Are you are wondering how much money restaurant owners make? The good news is restaurant owners have the potential to earn a great salary.
Some restaurant owners work their salary into their business model so that they will get paid right away. Others pay themselves a percentage of the restaurant’s profitability once it starts creating a positive cash flow, which could take several years in some cases.
The amount restaurant owners earn typically depends on the success of their restaurant. According to the National Federation of Independent Business, the owners’ salary should be based on a percentage of profits over the previous 2 to 3 years. However, they advise against the theory of “what’s left over after all bills are paid is theirs to keep.” Instead, they advise that “most owners of profitable small businesses don’t take out more than 50 percent of profits for “themselves.”
What is the Average Profit Margin for a Restaurant?
According to Indeed.com, the states with the highest salaries for restaurant owners include:
Annual total sales volumes of other companies are often used as another benchmark, but actual profitability may have little to do with total sales. The profitability of the restaurant depends on how well the restaurant owner manages specific expenses, such as food and labor.
To drive more profits and make more money as a restaurant owner, follow these tips:

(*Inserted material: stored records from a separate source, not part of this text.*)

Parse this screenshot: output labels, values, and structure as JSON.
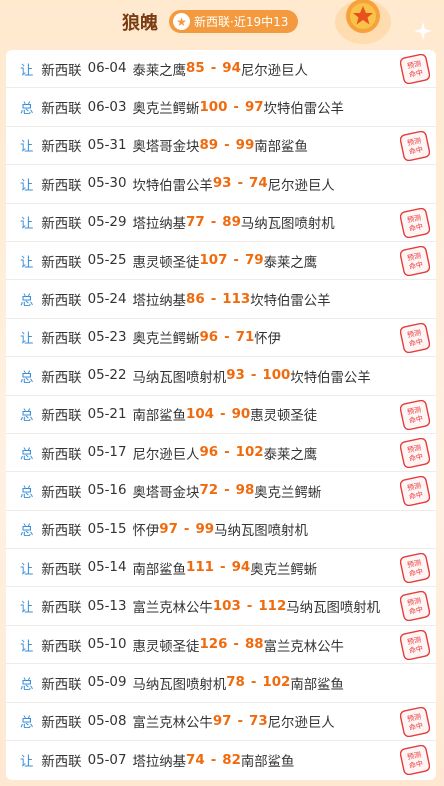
{
  "header": {
    "team_name": "狼魄",
    "badge_text": "新西联·近19中13"
  },
  "colors": {
    "accent": "#f06a0e",
    "tag": "#3b8fd8",
    "stamp": "#e53b3b"
  },
  "stamp_text": "预测命中",
  "rows": [
    {
      "tag": "让",
      "league": "新西联",
      "date": "06-04",
      "home": "泰莱之鹰",
      "home_score": "85",
      "away_score": "94",
      "away": "尼尔逊巨人",
      "hit": true
    },
    {
      "tag": "总",
      "league": "新西联",
      "date": "06-03",
      "home": "奥克兰鳄蜥",
      "home_score": "100",
      "away_score": "97",
      "away": "坎特伯雷公羊",
      "hit": false
    },
    {
      "tag": "让",
      "league": "新西联",
      "date": "05-31",
      "home": "奥塔哥金块",
      "home_score": "89",
      "away_score": "99",
      "away": "南部鲨鱼",
      "hit": true
    },
    {
      "tag": "让",
      "league": "新西联",
      "date": "05-30",
      "home": "坎特伯雷公羊",
      "home_score": "93",
      "away_score": "74",
      "away": "尼尔逊巨人",
      "hit": false
    },
    {
      "tag": "让",
      "league": "新西联",
      "date": "05-29",
      "home": "塔拉纳基",
      "home_score": "77",
      "away_score": "89",
      "away": "马纳瓦图喷射机",
      "hit": true
    },
    {
      "tag": "让",
      "league": "新西联",
      "date": "05-25",
      "home": "惠灵顿圣徒",
      "home_score": "107",
      "away_score": "79",
      "away": "泰莱之鹰",
      "hit": true
    },
    {
      "tag": "总",
      "league": "新西联",
      "date": "05-24",
      "home": "塔拉纳基",
      "home_score": "86",
      "away_score": "113",
      "away": "坎特伯雷公羊",
      "hit": false
    },
    {
      "tag": "让",
      "league": "新西联",
      "date": "05-23",
      "home": "奥克兰鳄蜥",
      "home_score": "96",
      "away_score": "71",
      "away": "怀伊",
      "hit": true
    },
    {
      "tag": "总",
      "league": "新西联",
      "date": "05-22",
      "home": "马纳瓦图喷射机",
      "home_score": "93",
      "away_score": "100",
      "away": "坎特伯雷公羊",
      "hit": false
    },
    {
      "tag": "总",
      "league": "新西联",
      "date": "05-21",
      "home": "南部鲨鱼",
      "home_score": "104",
      "away_score": "90",
      "away": "惠灵顿圣徒",
      "hit": true
    },
    {
      "tag": "总",
      "league": "新西联",
      "date": "05-17",
      "home": "尼尔逊巨人",
      "home_score": "96",
      "away_score": "102",
      "away": "泰莱之鹰",
      "hit": true
    },
    {
      "tag": "总",
      "league": "新西联",
      "date": "05-16",
      "home": "奥塔哥金块",
      "home_score": "72",
      "away_score": "98",
      "away": "奥克兰鳄蜥",
      "hit": true
    },
    {
      "tag": "总",
      "league": "新西联",
      "date": "05-15",
      "home": "怀伊",
      "home_score": "97",
      "away_score": "99",
      "away": "马纳瓦图喷射机",
      "hit": false
    },
    {
      "tag": "让",
      "league": "新西联",
      "date": "05-14",
      "home": "南部鲨鱼",
      "home_score": "111",
      "away_score": "94",
      "away": "奥克兰鳄蜥",
      "hit": true
    },
    {
      "tag": "让",
      "league": "新西联",
      "date": "05-13",
      "home": "富兰克林公牛",
      "home_score": "103",
      "away_score": "112",
      "away": "马纳瓦图喷射机",
      "hit": true
    },
    {
      "tag": "让",
      "league": "新西联",
      "date": "05-10",
      "home": "惠灵顿圣徒",
      "home_score": "126",
      "away_score": "88",
      "away": "富兰克林公牛",
      "hit": true
    },
    {
      "tag": "总",
      "league": "新西联",
      "date": "05-09",
      "home": "马纳瓦图喷射机",
      "home_score": "78",
      "away_score": "102",
      "away": "南部鲨鱼",
      "hit": false
    },
    {
      "tag": "总",
      "league": "新西联",
      "date": "05-08",
      "home": "富兰克林公牛",
      "home_score": "97",
      "away_score": "73",
      "away": "尼尔逊巨人",
      "hit": true
    },
    {
      "tag": "让",
      "league": "新西联",
      "date": "05-07",
      "home": "塔拉纳基",
      "home_score": "74",
      "away_score": "82",
      "away": "南部鲨鱼",
      "hit": true
    }
  ]
}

Customized forecasting based on historical data helps you improve restaurant operations by reducing food costs over time. Using past sales data—customized by location and period—to predict upcoming sales helps managers make better inventory decisions and smarter prep quantities, creating less food waste and optimizing labor costs.
Restaurant inventory management monitors what ingredients come into your restaurant, what ingredients are used, and what is left over. Inventory tracking is an essential restaurant task—with more efficient food, beverage, and supply orders, you are saving money and adding to your bottom line. Accounting for potential areas of inventory loss such as server errors, kitchen waste, or incorrect preparation can be time-consuming, but necessary.
Cost of goods sold (CoGS) represents the total cost of all food and beverage ingredients used in your restaurant over a particular period. Reviewing CoGS daily gives managers the ability to spot rising costs and better plan for the upcoming days by ensuring the kitchen doesn’t overorder any ingredient that may be wasted.
Recipe costing breaks down the cost details of menu items to portion size and individual ingredients, calculated to the penny. Tracking each recipe cost can help you optimize food usage and reduce food waste over time. With trends broken down by menu item or location, you can use recipe costing to save money by reducing incorrect portions, improper staff training, or employee theft.
Menu engineering helps you control food costs by helping you maximize the profitability of your menu items. By seeing what items are underpriced or overpriced, you can make food cost decisions about revising recipes or ingredients.
For instance, if you are selling a large quantity of a low-margin item, which increases your food cost percentage, you can adjust either raise the menu price or adjust portion sizes. Menu engineering also enables you to seize menu opportunities, like promoting a menu item that is high margin but low sales. Understanding the balance of menu item popularity and profits enables data-driven decisions that lower the cost of food.
Tracking the difference between your theoretical and actual food costs allows you to make impactful changes to your food cost and bottom line. Theoretical food cost is what your food costs should be, given the current cost of all ingredients, over a period of time. Actual food cost is the real amount that a restaurant spent on ingredients over the same period of time. The difference between these two numbers accounts for imperfect portion sizes, improper invoicing, kitchen waste, or employee theft.
Tracking the actual vs. theoretical food cost variance shows you critical information about leaks in your profit margin. Tracking this variance daily can help you spot anomalies and adjust before variances become issues that affect your bottom line.
One of the most direct ways to reduce food costs is to avoid purchasing what you don’t need. With data-driven ordering, informed by historical and forecasted sales and inventory data, you and your managers are better able to purchase inventory at the right level to reduce order waste.
Vendor-side changes or errors in ordering and invoicing can be difficult to catch and fix, but they can affect your food cost percentage. By running automated receiving reports, you can keep an eye on vendor pricing and flag items outside of a contracted price for a specified data range, ensuring that you’re being billed at the quoted price.
Almost every expense can be controlled at some level. Even the smallest savings add up to make a difference to your bottom line and your paycheck.
If your restaurant business is focused on long-term profitability, equip your team with tools that will help increase operational efficiency. Restaurant365 is an all-in-one restaurant management system incorporating restaurant accounting software, restaurant operations software, inventory management software, payroll + HR software, and scheduling software into a cloud-based platform that’s fully integrated with your POS system, as well as to your food and beverage vendors, and bank.
Share this blog: